Using a nationwide network of monitoring sites, EPA has developed ambient air quality trends for particle pollution, also called Particulate Matter (PM). Under the Clean Air Act, EPA sets and reviews national air quality standards for PM. Air quality monitors measure concentrations of PM throughout the country. EPA, state, tribal and local agencies use that data to ensure that PM in the air is at levels that protect public health and the environment. Nationally, average PM concentrations have decreased over the years. For information on PM standards, sources, health effects, and programs to reduce PM, please see www.epa.gov/airquality/particlepollution.
Air quality trends can vary regionally. The following climatically consistent regions within the contiguous United States provide a relevant way to look at regional trends in air quality. [Need to work on this text.]
Air quality trends can vary from one area to another. Local trends can be viewed at individual monitoring locations in the maps below or in this PM10 KML file (KML, 1 MB) or this PM2.5 KML file (KML, 546 KB) using Google Earth or another KML browser.PM10 monitors that meet mimimum trends completeness criteria
PM10 monitors that have some data during the trend period but do not meet the mimimum trends completeness criteria
PM2.5 monitors that meet mimimum trends completeness criteria

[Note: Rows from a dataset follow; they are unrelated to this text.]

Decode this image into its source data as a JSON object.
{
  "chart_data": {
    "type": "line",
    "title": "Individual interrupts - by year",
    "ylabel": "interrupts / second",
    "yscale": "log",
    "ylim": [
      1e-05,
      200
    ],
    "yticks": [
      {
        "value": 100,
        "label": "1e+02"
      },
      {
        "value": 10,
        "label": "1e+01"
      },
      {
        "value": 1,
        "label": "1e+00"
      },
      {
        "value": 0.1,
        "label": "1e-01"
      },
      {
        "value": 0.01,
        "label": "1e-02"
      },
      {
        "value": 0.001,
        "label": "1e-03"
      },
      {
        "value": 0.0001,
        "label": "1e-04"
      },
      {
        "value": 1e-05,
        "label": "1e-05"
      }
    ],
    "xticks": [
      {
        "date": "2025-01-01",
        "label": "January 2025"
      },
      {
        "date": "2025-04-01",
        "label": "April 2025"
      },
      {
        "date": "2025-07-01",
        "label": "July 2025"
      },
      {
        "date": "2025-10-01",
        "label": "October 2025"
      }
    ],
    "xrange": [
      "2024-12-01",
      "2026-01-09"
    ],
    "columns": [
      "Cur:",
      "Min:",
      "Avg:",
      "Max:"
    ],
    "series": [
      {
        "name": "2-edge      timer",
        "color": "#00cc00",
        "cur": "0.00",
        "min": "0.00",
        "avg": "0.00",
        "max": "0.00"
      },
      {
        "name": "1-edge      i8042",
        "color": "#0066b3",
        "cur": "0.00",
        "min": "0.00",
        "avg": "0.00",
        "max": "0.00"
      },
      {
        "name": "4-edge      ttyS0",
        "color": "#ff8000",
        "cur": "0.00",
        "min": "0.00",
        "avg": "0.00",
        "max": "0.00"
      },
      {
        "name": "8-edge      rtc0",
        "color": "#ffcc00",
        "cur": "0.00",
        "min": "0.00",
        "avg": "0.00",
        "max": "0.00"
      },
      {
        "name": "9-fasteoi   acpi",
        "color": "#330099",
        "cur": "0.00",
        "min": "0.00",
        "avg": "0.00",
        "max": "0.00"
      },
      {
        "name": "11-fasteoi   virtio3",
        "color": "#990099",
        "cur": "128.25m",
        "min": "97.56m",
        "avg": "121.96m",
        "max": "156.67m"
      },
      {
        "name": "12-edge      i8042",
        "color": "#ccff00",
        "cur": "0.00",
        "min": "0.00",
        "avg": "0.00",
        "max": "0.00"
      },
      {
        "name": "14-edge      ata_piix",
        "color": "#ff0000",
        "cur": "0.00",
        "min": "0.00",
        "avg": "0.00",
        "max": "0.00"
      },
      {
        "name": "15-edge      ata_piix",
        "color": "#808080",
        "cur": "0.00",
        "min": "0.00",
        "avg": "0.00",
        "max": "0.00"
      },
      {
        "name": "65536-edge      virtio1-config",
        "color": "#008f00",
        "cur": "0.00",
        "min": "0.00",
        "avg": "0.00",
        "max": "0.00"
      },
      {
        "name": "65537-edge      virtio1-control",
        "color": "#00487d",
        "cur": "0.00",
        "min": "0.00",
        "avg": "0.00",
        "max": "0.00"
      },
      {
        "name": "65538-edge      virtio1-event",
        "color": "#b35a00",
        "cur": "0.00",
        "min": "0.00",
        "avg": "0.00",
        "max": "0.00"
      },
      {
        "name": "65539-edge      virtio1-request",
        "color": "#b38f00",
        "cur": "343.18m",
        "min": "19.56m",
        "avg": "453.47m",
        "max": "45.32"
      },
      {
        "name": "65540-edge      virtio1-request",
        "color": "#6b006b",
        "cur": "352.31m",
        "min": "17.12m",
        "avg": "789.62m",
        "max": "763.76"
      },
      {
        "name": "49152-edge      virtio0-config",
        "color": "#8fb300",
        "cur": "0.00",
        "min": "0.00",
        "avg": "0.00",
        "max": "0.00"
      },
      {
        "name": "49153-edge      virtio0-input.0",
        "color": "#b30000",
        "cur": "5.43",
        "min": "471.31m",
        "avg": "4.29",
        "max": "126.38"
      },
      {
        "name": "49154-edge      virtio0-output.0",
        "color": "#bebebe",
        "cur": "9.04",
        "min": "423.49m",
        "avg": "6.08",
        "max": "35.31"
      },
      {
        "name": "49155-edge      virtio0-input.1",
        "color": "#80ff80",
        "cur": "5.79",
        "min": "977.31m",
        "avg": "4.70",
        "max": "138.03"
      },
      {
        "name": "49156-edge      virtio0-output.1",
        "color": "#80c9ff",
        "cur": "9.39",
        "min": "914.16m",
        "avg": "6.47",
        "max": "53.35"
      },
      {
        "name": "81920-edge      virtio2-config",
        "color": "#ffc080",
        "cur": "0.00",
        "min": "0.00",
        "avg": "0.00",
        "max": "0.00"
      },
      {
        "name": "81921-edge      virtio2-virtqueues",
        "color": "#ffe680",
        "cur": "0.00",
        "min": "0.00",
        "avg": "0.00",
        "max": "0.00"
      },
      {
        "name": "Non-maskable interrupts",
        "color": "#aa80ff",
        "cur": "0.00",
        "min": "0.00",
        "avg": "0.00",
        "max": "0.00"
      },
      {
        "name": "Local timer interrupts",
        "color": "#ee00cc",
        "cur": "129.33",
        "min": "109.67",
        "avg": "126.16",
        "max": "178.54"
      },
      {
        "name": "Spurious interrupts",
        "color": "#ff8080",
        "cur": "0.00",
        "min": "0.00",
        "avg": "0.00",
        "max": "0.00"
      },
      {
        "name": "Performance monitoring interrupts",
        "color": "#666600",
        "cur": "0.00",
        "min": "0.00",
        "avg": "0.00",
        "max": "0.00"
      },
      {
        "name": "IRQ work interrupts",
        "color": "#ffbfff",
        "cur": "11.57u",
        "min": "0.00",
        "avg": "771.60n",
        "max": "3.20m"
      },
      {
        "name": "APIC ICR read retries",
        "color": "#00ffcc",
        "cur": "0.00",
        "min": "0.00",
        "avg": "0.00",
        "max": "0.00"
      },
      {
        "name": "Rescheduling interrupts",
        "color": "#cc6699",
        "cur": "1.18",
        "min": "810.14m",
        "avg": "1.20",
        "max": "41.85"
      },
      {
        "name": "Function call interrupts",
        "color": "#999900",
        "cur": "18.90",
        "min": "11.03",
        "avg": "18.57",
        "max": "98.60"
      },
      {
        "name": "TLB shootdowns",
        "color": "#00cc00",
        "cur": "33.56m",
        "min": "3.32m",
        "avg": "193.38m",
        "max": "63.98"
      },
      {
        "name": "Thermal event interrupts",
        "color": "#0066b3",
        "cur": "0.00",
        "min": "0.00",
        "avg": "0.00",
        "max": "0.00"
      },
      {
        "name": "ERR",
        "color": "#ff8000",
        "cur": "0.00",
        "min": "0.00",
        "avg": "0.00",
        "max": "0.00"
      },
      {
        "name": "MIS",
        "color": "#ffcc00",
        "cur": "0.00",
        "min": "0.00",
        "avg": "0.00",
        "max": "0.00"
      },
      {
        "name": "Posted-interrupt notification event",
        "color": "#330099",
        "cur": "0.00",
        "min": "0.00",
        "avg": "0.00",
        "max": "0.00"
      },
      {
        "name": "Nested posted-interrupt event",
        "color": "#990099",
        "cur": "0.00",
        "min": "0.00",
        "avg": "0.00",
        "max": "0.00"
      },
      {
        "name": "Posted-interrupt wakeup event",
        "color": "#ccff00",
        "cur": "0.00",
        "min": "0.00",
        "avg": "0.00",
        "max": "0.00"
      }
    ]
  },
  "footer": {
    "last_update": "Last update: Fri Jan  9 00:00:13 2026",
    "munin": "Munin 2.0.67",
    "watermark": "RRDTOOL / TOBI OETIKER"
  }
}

PM2.5 monitors that have some data during the trend period but do not meet the mimimum trends completeness criteria